This article will review some of the key components of universal design, particularly those that relate to seniors. These points can be used as a starting point if you’re considering renovating your parent’s home, or as a list of items to look for if you’re selecting a new residence for an elderly family member – or even as you’re thinking about your own future.
Nearly every culture expects filial responsibility. It’s such an ordinary expectation that it seems like common sense: parents raise their children, and when they’re elderly or infirm, their children take care of them, returning their love and support.
But what happens to expectations of filial responsibility when children feel that they never received love and support from their parents, or that parental love and support had unfair conditions attached? What happens to those expectations when your relationship with your aging parent is difficult, uncomfortable, or painful?
These are hard questions for children who have negative relationships with their parents. There are no easy answers, but as with all aspects of senior care, there are many possible options.

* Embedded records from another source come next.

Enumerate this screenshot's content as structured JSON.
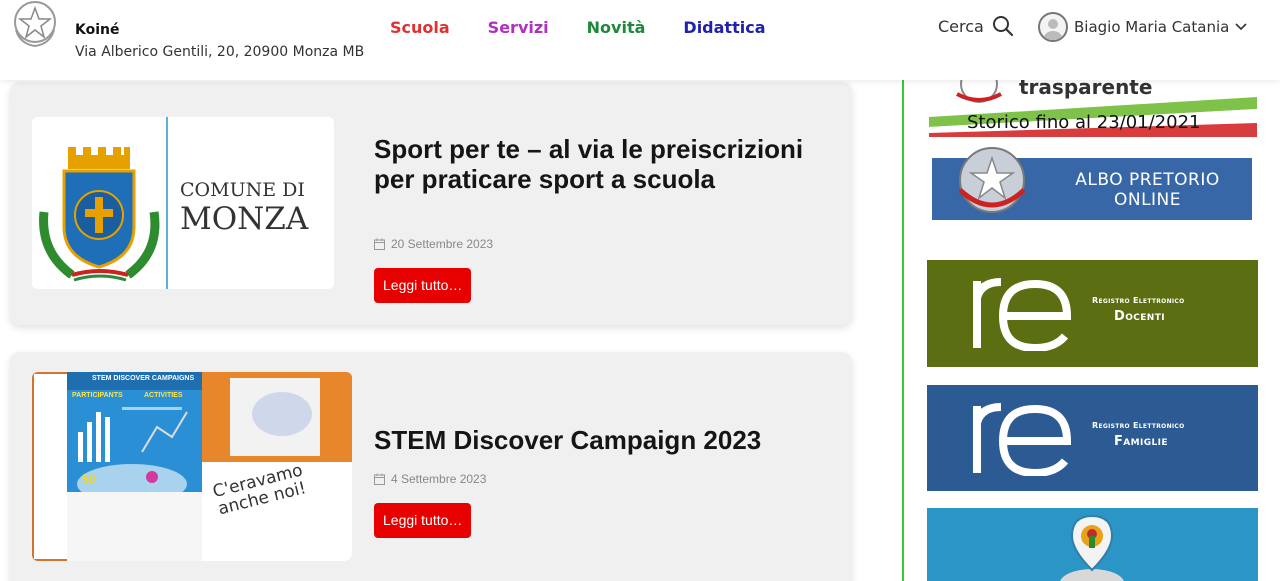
{
  "header": {
    "school_name": "Koiné",
    "school_address": "Via Alberico Gentili, 20, 20900 Monza MB",
    "nav": {
      "scuola": "Scuola",
      "servizi": "Servizi",
      "novita": "Novità",
      "didattica": "Didattica"
    },
    "search_label": "Cerca",
    "user_name": "Biagio Maria Catania"
  },
  "posts": [
    {
      "title": "Sport per te – al via le preiscrizioni per praticare sport a scuola",
      "date": "20 Settembre 2023",
      "read_more": "Leggi tutto…",
      "thumb": {
        "line1": "COMUNE DI",
        "line2": "MONZA"
      }
    },
    {
      "title": "STEM Discover Campaign 2023",
      "date": "4 Settembre 2023",
      "read_more": "Leggi tutto…",
      "thumb": {
        "headline": "STEM DISCOVER CAMPAIGNS",
        "participants": "PARTICIPANTS",
        "activities": "ACTIVITIES",
        "stat": "50",
        "caption_line1": "C'eravamo",
        "caption_line2": "anche noi!"
      }
    }
  ],
  "sidebar": {
    "trasparente_text": "trasparente",
    "storico_text": "Storico fino al 23/01/2021",
    "albo_line1": "ALBO PRETORIO",
    "albo_line2": "ONLINE",
    "registro_docenti": {
      "small": "Registro Elettronico",
      "big": "Docenti"
    },
    "registro_famiglie": {
      "small": "Registro Elettronico",
      "big": "Famiglie"
    }
  },
  "colors": {
    "nav_scuola": "#e03030",
    "nav_servizi": "#b030c0",
    "nav_novita": "#1b8a3a",
    "nav_didattica": "#2020b0",
    "read_more_bg": "#e60000",
    "docenti_bg": "#5b6f12",
    "famiglie_bg": "#2c5b94",
    "albo_bg": "#3867a8",
    "divider": "#33cc33"
  },
  "icons": {
    "search": "search-icon",
    "avatar": "user-avatar-icon",
    "chevron": "chevron-down-icon",
    "calendar": "calendar-icon"
  }
}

Every profession uses their own terminology to identify particular roles. But it can be difficult to understand exactly what a title signifies if you are not a part of that environment, or it is not entrenched in popular culture. We have a general idea (although exaggerated) of what forensics involves because of the show CSI and its spinoffs. Home health care has yet to make the same splash. To remove much of that uncertainty, we are going to focus on one particular role in home care—the home health aide.